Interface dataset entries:
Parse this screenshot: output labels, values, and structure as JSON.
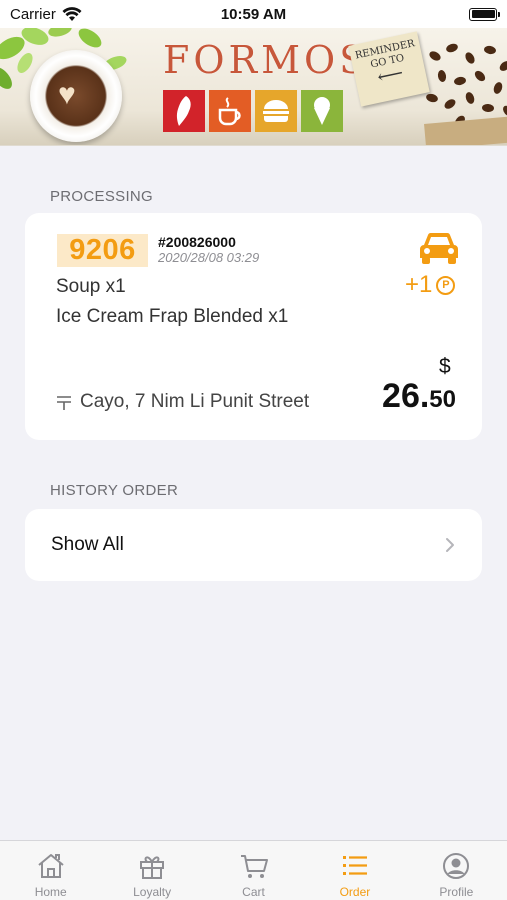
{
  "status_bar": {
    "carrier": "Carrier",
    "time": "10:59 AM"
  },
  "banner": {
    "brand": "FORMOSA",
    "note_text": "REMINDER GO TO"
  },
  "processing": {
    "section_label": "PROCESSING",
    "order": {
      "number": "9206",
      "order_id": "#200826000",
      "datetime": "2020/28/08 03:29",
      "items": [
        {
          "text": "Soup  x1"
        },
        {
          "text": "Ice Cream Frap Blended  x1"
        }
      ],
      "points": "+1",
      "points_badge": "P",
      "address": "Cayo,  7 Nim Li Punit Street",
      "currency": "$",
      "price_integer": "26.",
      "price_decimal": "50"
    }
  },
  "history": {
    "section_label": "HISTORY ORDER",
    "show_all": "Show All"
  },
  "tab_bar": {
    "tabs": [
      {
        "label": "Home",
        "icon": "home-icon"
      },
      {
        "label": "Loyalty",
        "icon": "gift-icon"
      },
      {
        "label": "Cart",
        "icon": "cart-icon"
      },
      {
        "label": "Order",
        "icon": "list-icon",
        "active": true
      },
      {
        "label": "Profile",
        "icon": "profile-icon"
      }
    ]
  },
  "colors": {
    "accent": "#f39c12",
    "background": "#f2f2f7",
    "inactive_tab": "#8e8e93"
  }
}
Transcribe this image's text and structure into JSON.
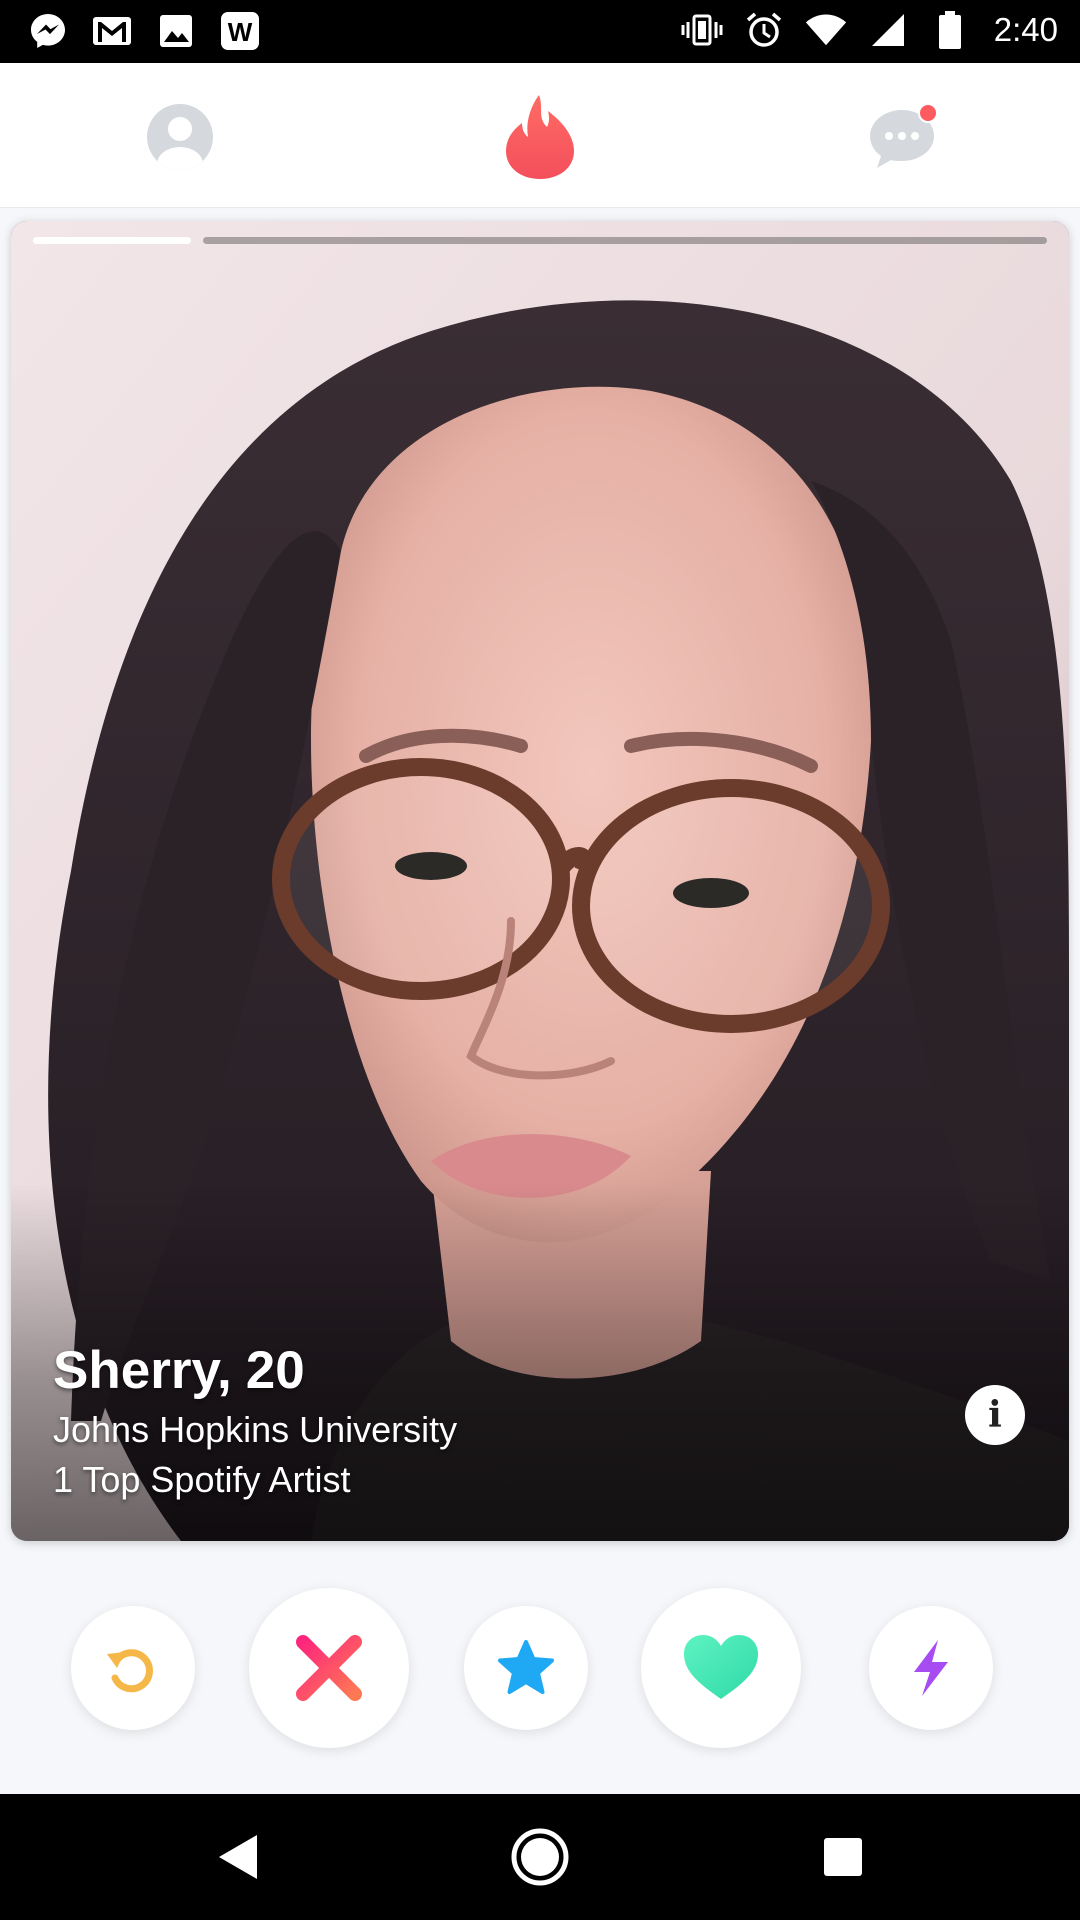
{
  "status_bar": {
    "time": "2:40",
    "left_icons": [
      "messenger-icon",
      "gmail-icon",
      "photos-icon",
      "word-icon"
    ],
    "word_letter": "W",
    "right_icons": [
      "vibrate-icon",
      "alarm-icon",
      "wifi-icon",
      "signal-icon",
      "battery-icon"
    ]
  },
  "top_bar": {
    "profile_icon": "profile-icon",
    "logo_icon": "flame-icon",
    "messages_icon": "messages-icon",
    "has_new_message": true,
    "accent_color": "#fd5b60"
  },
  "card": {
    "photo_count": 2,
    "current_photo": 1,
    "name": "Sherry,",
    "age": "20",
    "school": "Johns Hopkins University",
    "spotify": "1 Top Spotify Artist",
    "info_label": "i"
  },
  "actions": [
    {
      "name": "rewind",
      "icon": "rewind-icon",
      "color": "#f5b748"
    },
    {
      "name": "nope",
      "icon": "nope-x-icon",
      "color": "#fd5068"
    },
    {
      "name": "super-like",
      "icon": "star-icon",
      "color": "#1fa9f4"
    },
    {
      "name": "like",
      "icon": "heart-icon",
      "color": "#3ce7b1"
    },
    {
      "name": "boost",
      "icon": "lightning-icon",
      "color": "#a74cf2"
    }
  ],
  "nav_bar": {
    "icons": [
      "back-icon",
      "home-icon",
      "recents-icon"
    ]
  }
}
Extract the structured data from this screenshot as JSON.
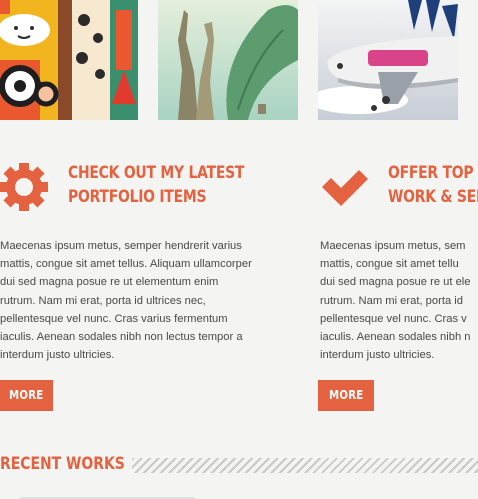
{
  "thumbnails": [
    {
      "name": "illustration-thumbnail"
    },
    {
      "name": "giraffe-thumbnail"
    },
    {
      "name": "airplane-thumbnail"
    }
  ],
  "features": [
    {
      "icon": "gear-icon",
      "title_lines": [
        "Check out my latest",
        "portfolio items"
      ],
      "body_lines": [
        "Maecenas ipsum metus, semper hendrerit varius",
        "mattis, congue sit amet tellus. Aliquam ullamcorper",
        "dui sed magna posue re ut elementum enim",
        "rutrum. Nam mi erat, porta id ultrices nec,",
        "pellentesque vel nunc. Cras varius fermentum",
        "iaculis. Aenean sodales nibh non lectus tempor a",
        "interdum justo ultricies."
      ],
      "button": "MORE"
    },
    {
      "icon": "checkmark-icon",
      "title_lines": [
        "Offer top n",
        "work & ser"
      ],
      "body_lines": [
        "Maecenas ipsum metus, sem",
        "mattis, congue sit amet tellu",
        "dui sed magna posue re ut ele",
        "rutrum. Nam mi erat, porta id",
        "pellentesque vel nunc. Cras v",
        "iaculis. Aenean sodales nibh n",
        "interdum justo ultricies."
      ],
      "button": "MORE"
    }
  ],
  "recent_works": {
    "title": "RECENT WORKS"
  },
  "colors": {
    "accent": "#e4623f",
    "text": "#4a4a4a",
    "background": "#f4f4f3"
  }
}
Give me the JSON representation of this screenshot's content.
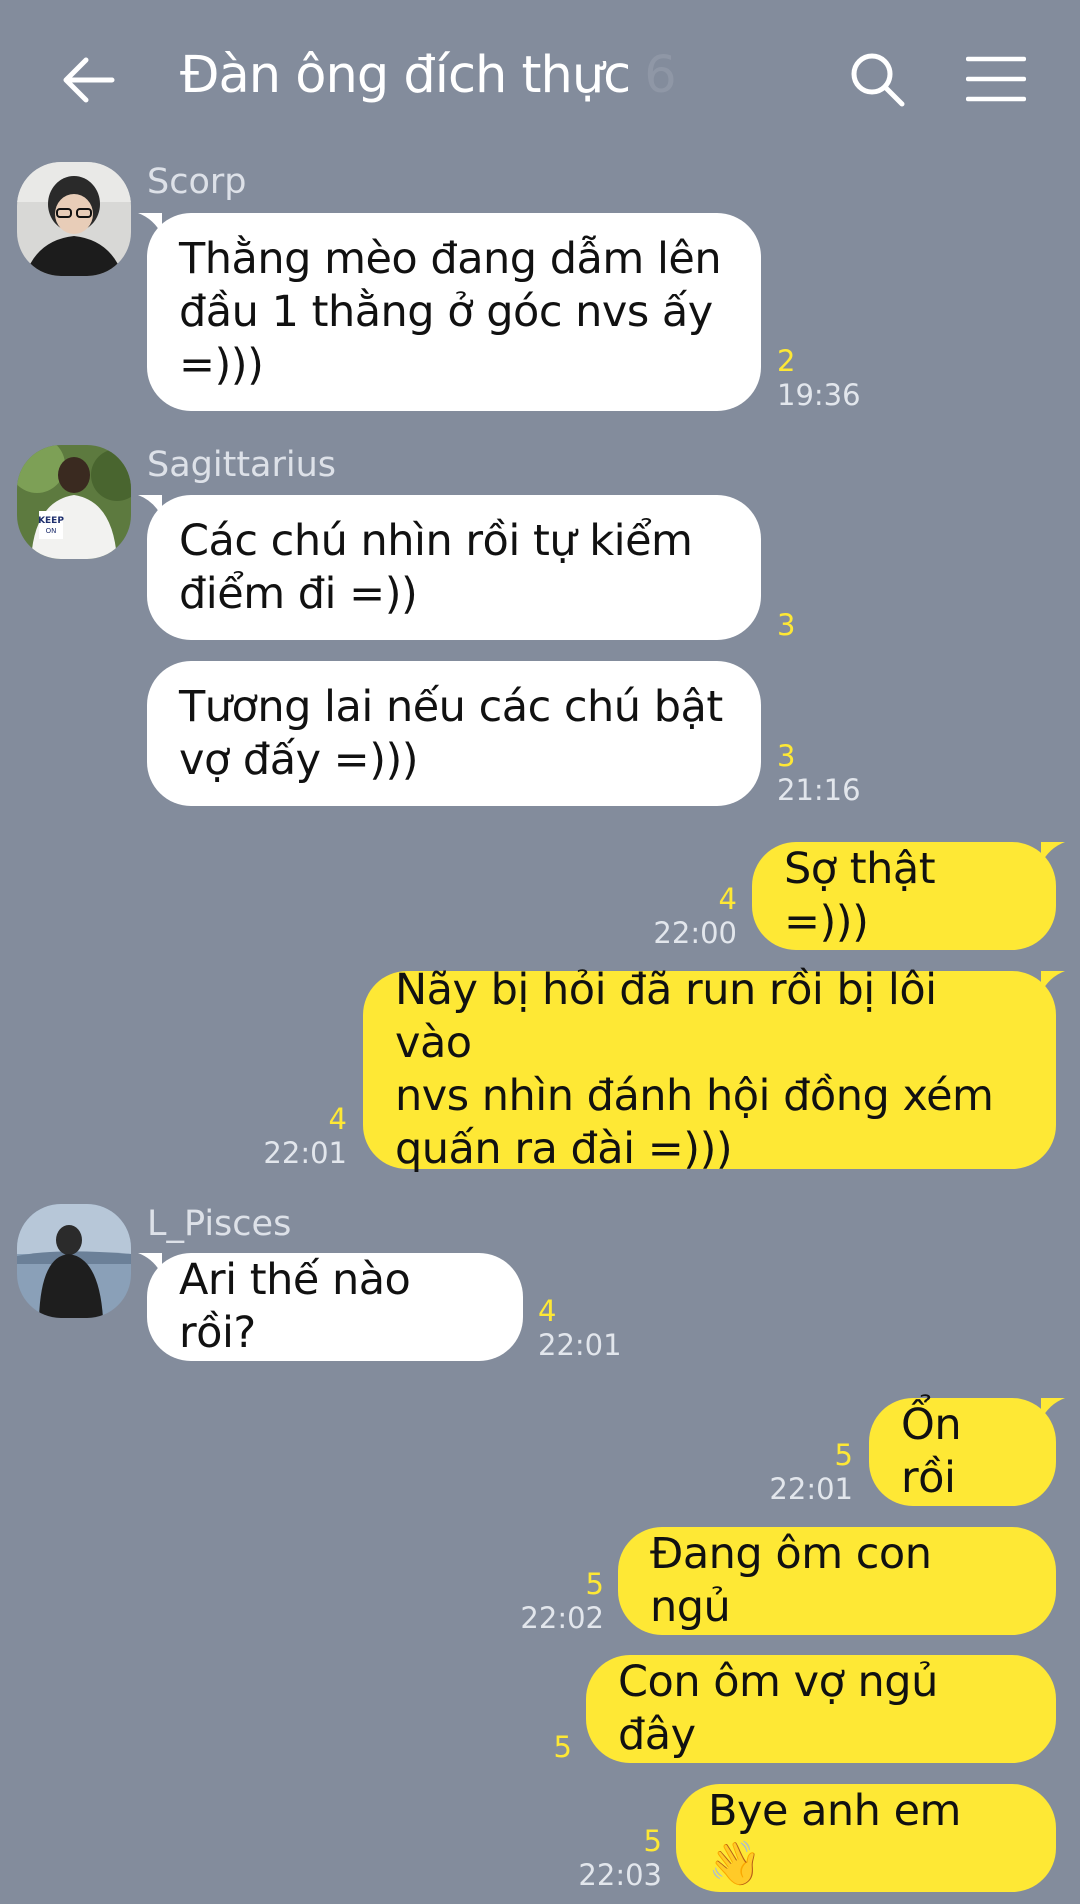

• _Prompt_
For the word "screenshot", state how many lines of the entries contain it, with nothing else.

• _Exercise answer_
3